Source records
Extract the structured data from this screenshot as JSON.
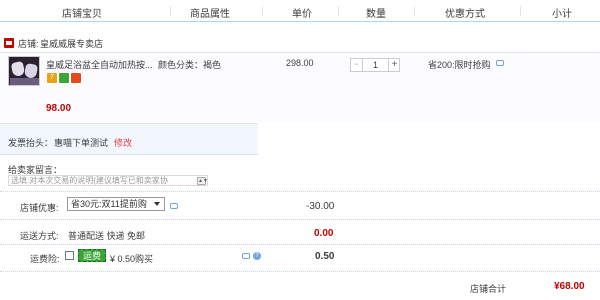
{
  "header": {
    "columns": [
      "店铺宝贝",
      "商品属性",
      "单价",
      "数量",
      "优惠方式",
      "小计"
    ]
  },
  "shop": {
    "label": "店铺:",
    "name": "皇威威展专卖店"
  },
  "item": {
    "title": "皇威足浴盆全自动加热按...",
    "attr": "颜色分类：褐色",
    "unit_price": "298.00",
    "quantity": "1",
    "qty_minus": "-",
    "qty_plus": "+",
    "promo": "省200:限时抢购",
    "subtotal": "98.00",
    "badges": [
      {
        "icon": "seven-day-return-icon",
        "text": "7",
        "color": "#e8a317"
      },
      {
        "icon": "guarantee-icon",
        "text": "",
        "color": "#3aa63a"
      },
      {
        "icon": "credit-card-icon",
        "text": "",
        "color": "#e24c1c"
      }
    ]
  },
  "invoice": {
    "label": "发票抬头：",
    "value": "惠喵下单测试",
    "edit": "修改"
  },
  "message": {
    "label": "给卖家留言：",
    "placeholder": "选填:对本次交易的说明(建议填写已和卖家协"
  },
  "discount": {
    "label": "店铺优惠:",
    "selected": "省30元:双11提前购",
    "amount": "-30.00"
  },
  "shipping": {
    "label": "运送方式:",
    "method": "普通配送 快递 免邮",
    "amount": "0.00"
  },
  "insurance": {
    "label": "运费险:",
    "badge": "运费险",
    "price_text": "¥ 0.50购买",
    "amount": "0.50"
  },
  "total": {
    "label": "店铺合计",
    "value": "¥68.00"
  },
  "colors": {
    "accent_red": "#c40000",
    "header_line": "#b2d1ff",
    "edit_link": "#e4393c"
  }
}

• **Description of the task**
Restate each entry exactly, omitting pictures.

• **Exercise result**
Extract the structured data from this screenshot as JSON.
{
  "header": {
    "columns": [
      "店铺宝贝",
      "商品属性",
      "单价",
      "数量",
      "优惠方式",
      "小计"
    ]
  },
  "shop": {
    "label": "店铺:",
    "name": "皇威威展专卖店"
  },
  "item": {
    "title": "皇威足浴盆全自动加热按...",
    "attr": "颜色分类：褐色",
    "unit_price": "298.00",
    "quantity": "1",
    "qty_minus": "-",
    "qty_plus": "+",
    "promo": "省200:限时抢购",
    "subtotal": "98.00",
    "badges": [
      {
        "icon": "seven-day-return-icon",
        "text": "7",
        "color": "#e8a317"
      },
      {
        "icon": "guarantee-icon",
        "text": "",
        "color": "#3aa63a"
      },
      {
        "icon": "credit-card-icon",
        "text": "",
        "color": "#e24c1c"
      }
    ]
  },
  "invoice": {
    "label": "发票抬头：",
    "value": "惠喵下单测试",
    "edit": "修改"
  },
  "message": {
    "label": "给卖家留言：",
    "placeholder": "选填:对本次交易的说明(建议填写已和卖家协"
  },
  "discount": {
    "label": "店铺优惠:",
    "selected": "省30元:双11提前购",
    "amount": "-30.00"
  },
  "shipping": {
    "label": "运送方式:",
    "method": "普通配送 快递 免邮",
    "amount": "0.00"
  },
  "insurance": {
    "label": "运费险:",
    "badge": "运费险",
    "price_text": "¥ 0.50购买",
    "amount": "0.50"
  },
  "total": {
    "label": "店铺合计",
    "value": "¥68.00"
  },
  "colors": {
    "accent_red": "#c40000",
    "header_line": "#b2d1ff",
    "edit_link": "#e4393c"
  }
}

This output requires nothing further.